Different types of metals or different types of handles have been introduced to our website at a practical level, however, there are other options which may influence your choice of knife. For those who absolutely want the practicality of the knife, the choice of design or finish may not be relevant to you. For those who want a knife that can be cherished and used regularly, the design or decorative aspect of a knife may seem essential to you.
The work of design or decoration varies from one blacksmith to another. So there are countless variations. In this article we will cover the most common.
Kurouchi finish (Blacksmith)
The kurouchi is a type of finish where the black oxide surface formed by quenching is partially left on the blade. As the polishing is not carried out on the whole blade, their price is often slightly inferior to knives polishing is everywhere. Most knives kurushis are forged with very advanced craftsmanship. In Japan, knives kurushis are often preferred in markets or other places where they are used very frequently and the glossy finish is not the primary concern. Knives kurushis also perform very well against rust with their unpolished black surface. You can easily recognize the very rustic finish of the kurouchi.
Nashiji Finish (Coarse)
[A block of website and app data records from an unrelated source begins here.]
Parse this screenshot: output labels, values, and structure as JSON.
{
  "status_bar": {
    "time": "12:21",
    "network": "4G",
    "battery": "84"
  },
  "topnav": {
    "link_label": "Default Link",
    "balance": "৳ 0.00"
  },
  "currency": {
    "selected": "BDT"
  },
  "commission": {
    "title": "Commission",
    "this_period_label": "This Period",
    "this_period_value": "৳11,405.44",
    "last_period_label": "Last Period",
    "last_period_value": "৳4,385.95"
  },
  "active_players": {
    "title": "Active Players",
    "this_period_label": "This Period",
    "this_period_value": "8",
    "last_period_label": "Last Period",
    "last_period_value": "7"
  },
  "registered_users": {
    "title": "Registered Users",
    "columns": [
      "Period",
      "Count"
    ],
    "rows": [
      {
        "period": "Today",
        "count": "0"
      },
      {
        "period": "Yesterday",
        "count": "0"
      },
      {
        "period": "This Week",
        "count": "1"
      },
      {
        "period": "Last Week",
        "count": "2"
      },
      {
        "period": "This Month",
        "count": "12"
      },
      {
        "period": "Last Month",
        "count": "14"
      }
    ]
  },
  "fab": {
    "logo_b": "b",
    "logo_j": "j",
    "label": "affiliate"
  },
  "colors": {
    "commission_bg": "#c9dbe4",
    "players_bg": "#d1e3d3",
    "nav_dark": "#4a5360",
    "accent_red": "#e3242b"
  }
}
This is a slightly smoother finish than a Kurouchi finish but coarser. Nashiji finishes are very pleasing to the eye offering a bit of texturing. They can be quite striking in person and surprise more than one.
Tsuchime finish (Hammered)
This is a type of knife where you hammer the hira (the area of the line shinogi up to the back). It is therefore easily recognizable with the traces of hammer blows. It is often used on the blades of Gyuto, Nakiri or Santoku. One of the advantages of finishing tsuchime is that it allows cutting without great resistance since the surface of thehira that comes into contact with food is less.
Damascus finish (Damascus steel)
The Damascus design is very popular with its patterns resembling the grain of wood. Originally, damask was a type of steel produced in ancient India. What is available today is essentially an imitation of the look of the original Damascus with a "Damascus finish" or "Damascus pattern".
Kasumi Finish (Mist)
Kasumi means "mist". It is the most common style of finishing used on traditional Japanese knives. The polishing equipment to make the kirehas (see anatomy of the knife) have this hazy aspect which varies from one sharpener to another. Each has their own unique blend of different polishing materials as they are often very particular in how they want the finished knife to look.
Kyomen finish (Mirror)
Instead of giving the surface a blurry appearance, we call the finish kyomen or mirror finish, which gives the surface a shiny mirror-like appearance. It takes many more steps to get a mirror finish on the surface of the blade which is reflected in the cost of the knife